Data was analyzed using Generalized Linear Mixed Models to detect whether interactions between years and locations would prevent combining the weed or yield responses using SAS (Cary, NC). Carrot yield was reported on a biomass carrot-1 basis rather than total biomass per plot due to variations in carrot stand density which were not detected to be associated with any experimental treatments.

Weed Suppression

Weed response was consistent over both locations and growing seasons. Weed count was reduced by 88% (Fig. 5), and weed biomass was reduced by 85% when hydromulch was applied compared to the no-mulch control (Fig. 6). Weed species that did emerge in the hydromulch were often the result of small holes that formed later in the growing season and may have emerged after the critical weed-free period for carrots. Carrots grown under hydromulch were 29% larger than the carrots without hydromulch, but variation in carrot size among sites and years makes it possible that these differences are due to random chance and may be a result of the hydromulch (Fig. 7).

Figure 5. Weed count measurements taken before carrot harvest, combined across both years and sites. Bar graphs represent means, and error bars represent standard error. No interaction among years or sites was detected when using a Generalized Linear Mixed Model in SAS (Cary, NC).
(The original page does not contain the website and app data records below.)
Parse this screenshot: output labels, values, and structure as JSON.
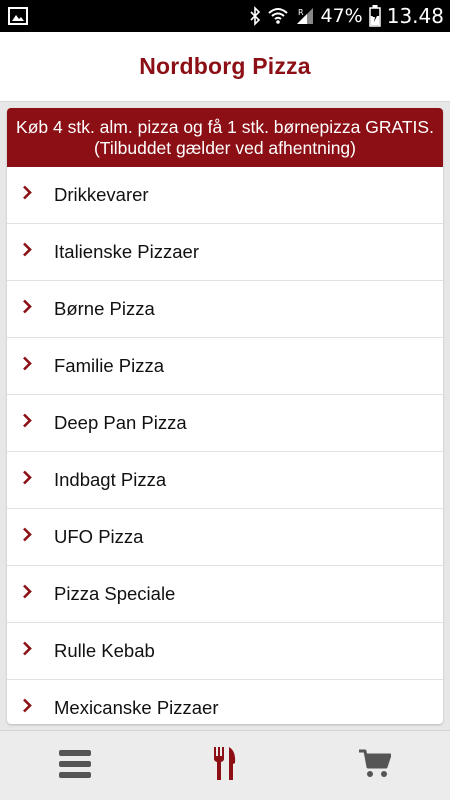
{
  "status_bar": {
    "battery_percent": "47%",
    "time": "13.48",
    "icons": [
      "image-notification-icon",
      "bluetooth-icon",
      "wifi-icon",
      "signal-icon",
      "battery-icon"
    ]
  },
  "app_bar": {
    "title": "Nordborg Pizza"
  },
  "banner": {
    "text": "Køb 4 stk. alm. pizza og få 1 stk. børnepizza GRATIS. (Tilbuddet gælder ved afhentning)"
  },
  "menu": {
    "items": [
      {
        "label": "Drikkevarer"
      },
      {
        "label": "Italienske Pizzaer"
      },
      {
        "label": "Børne Pizza"
      },
      {
        "label": "Familie Pizza"
      },
      {
        "label": "Deep Pan Pizza"
      },
      {
        "label": "Indbagt Pizza"
      },
      {
        "label": "UFO Pizza"
      },
      {
        "label": "Pizza Speciale"
      },
      {
        "label": "Rulle Kebab"
      },
      {
        "label": "Mexicanske Pizzaer"
      }
    ]
  },
  "bottom_nav": {
    "tabs": [
      {
        "icon": "hamburger-menu-icon",
        "active": false
      },
      {
        "icon": "fork-knife-icon",
        "active": true
      },
      {
        "icon": "shopping-cart-icon",
        "active": false
      }
    ]
  },
  "colors": {
    "brand": "#8b0f14",
    "inactive_icon": "#555555",
    "background": "#e7e7e7"
  }
}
Figure 6. Weed biomass measurements taken before carrot harvest, combined across both years and sites. The roots of these weeds were washed and dried in an oven to constant mass to ensure comparison of weed biomass rather than weed biomass + water content. Bar graphs represent means, and error bars represent standard error. No interaction among years or sites was detected when using a Generalized Linear Mixed Model in SAS (Cary, NC).
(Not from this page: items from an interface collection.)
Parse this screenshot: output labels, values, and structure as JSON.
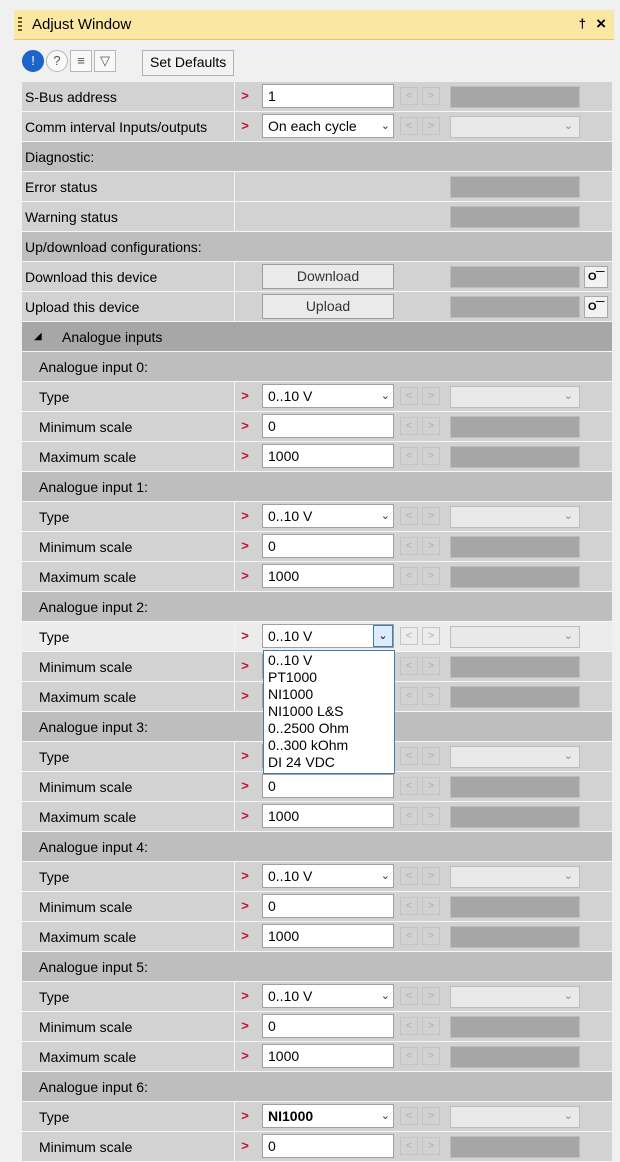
{
  "window": {
    "title": "Adjust Window",
    "pin": "\u0001",
    "close": "×"
  },
  "toolbar": {
    "set_defaults": "Set Defaults"
  },
  "rows": {
    "sbus": {
      "label": "S-Bus address",
      "value": "1"
    },
    "comm": {
      "label": "Comm interval Inputs/outputs",
      "value": "On each cycle"
    },
    "diagnostic": {
      "label": "Diagnostic:"
    },
    "error": {
      "label": "Error status"
    },
    "warning": {
      "label": "Warning status"
    },
    "updown": {
      "label": "Up/download configurations:"
    },
    "download": {
      "label": "Download this device",
      "button": "Download"
    },
    "upload": {
      "label": "Upload this device",
      "button": "Upload"
    },
    "analogue": {
      "label": "Analogue inputs"
    }
  },
  "inputs": [
    {
      "header": "Analogue input 0:",
      "type_label": "Type",
      "type": "0..10 V",
      "min_label": "Minimum scale",
      "min": "0",
      "max_label": "Maximum scale",
      "max": "1000"
    },
    {
      "header": "Analogue input 1:",
      "type_label": "Type",
      "type": "0..10 V",
      "min_label": "Minimum scale",
      "min": "0",
      "max_label": "Maximum scale",
      "max": "1000"
    },
    {
      "header": "Analogue input 2:",
      "type_label": "Type",
      "type": "0..10 V",
      "min_label": "Minimum scale",
      "min": "",
      "max_label": "Maximum scale",
      "max": ""
    },
    {
      "header": "Analogue input 3:",
      "type_label": "Type",
      "type": "",
      "min_label": "Minimum scale",
      "min": "0",
      "max_label": "Maximum scale",
      "max": "1000"
    },
    {
      "header": "Analogue input 4:",
      "type_label": "Type",
      "type": "0..10 V",
      "min_label": "Minimum scale",
      "min": "0",
      "max_label": "Maximum scale",
      "max": "1000"
    },
    {
      "header": "Analogue input 5:",
      "type_label": "Type",
      "type": "0..10 V",
      "min_label": "Minimum scale",
      "min": "0",
      "max_label": "Maximum scale",
      "max": "1000"
    },
    {
      "header": "Analogue input 6:",
      "type_label": "Type",
      "type": "NI1000",
      "min_label": "Minimum scale",
      "min": "0"
    }
  ],
  "dropdown_options": [
    "0..10 V",
    "PT1000",
    "NI1000",
    "NI1000 L&S",
    "0..2500 Ohm",
    "0..300 kOhm",
    "DI 24 VDC"
  ],
  "colors": {
    "title_bar": "#fbe7a4",
    "section": "#bebebe",
    "group": "#a7a7a7",
    "arrow": "#c8102e",
    "focus": "#3c7fb1"
  }
}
Figure 7. Average carrot biomass in the no-mulch and hydromulch treatments.

The newspaper hydromulch was vulnerable to certain field conditions. If a heavy rainfall occurred before complete drying of the hydromulch, damage occurred. If the weather was humid and overcast, drying could take 3 days. The use of newsprint prior to printing likely improved the cohesion and integrity of the mulch compared to post-consumer newspapers (Claramunt et al., 2020). In treatments where living mulches were not present, heavy winds could separate the hydromulch from the soil surface. Of the 16 hydromulch plots that were not within a living mulch, 2 were partially displaced by wind at some point during the field season. Of the remaining 64 hydromulch treatments applied within living mulches, no wind displacement was observed. 
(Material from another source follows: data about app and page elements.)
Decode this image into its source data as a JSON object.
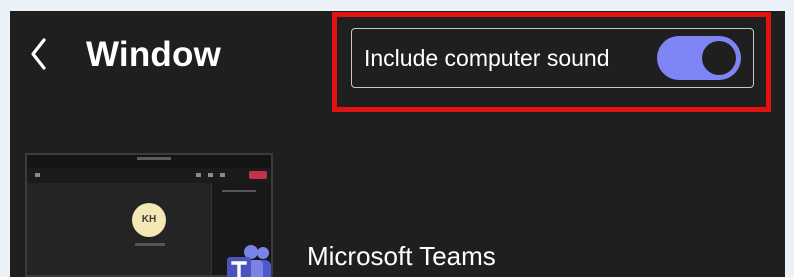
{
  "header": {
    "title": "Window",
    "back_icon": "chevron-left-icon"
  },
  "computer_sound": {
    "label": "Include computer sound",
    "enabled": true,
    "accent_color": "#7f85f5"
  },
  "window_list": {
    "items": [
      {
        "label": "Microsoft Teams",
        "icon": "microsoft-teams-icon",
        "thumbnail": {
          "avatar_initials": "KH"
        }
      }
    ]
  },
  "highlight": {
    "color": "#e31212"
  }
}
This preliminary project did not attempt to directly compare newspaper hydromulching with plastic mulching. It is well established that plastic mulches are effective at weed control, but plastic mulches cannot be easily applied within the strip till zones of the experiment. The objective of the current work was to determine whether a newspaper hydromulch could be effectively applied and provide weed control during the duration of two growing seasons in two locations in North Dakota. Hydromulch application significantly reduced weed counts and biomass. Minor degradation of the hydromulch was observed over the course of the experiment, but weed control was achieved that would be adequate for many vegetable growers, based on discussions with farmer-collaborators and at field-day visits. However, this was just one study and results are not intended to be applicable to all vegetable operations or weed control situations. Many questions remain concerning potential materials that could be used for hydromulches, application methods, and the impacts of biodegradation within the soil. Further development of hydromulching could provide a useful addition to the organic farmer's weed control toolkit.

References and Citations

Published September 4, 2020

This is an eOrganic article and was reviewed for compliance with National Organic Program regulations by members of the eOrganic community. Always check with your organic certification agency before adopting new practices or using new materials. For more information, refer to eOrganic's articles on organic certification.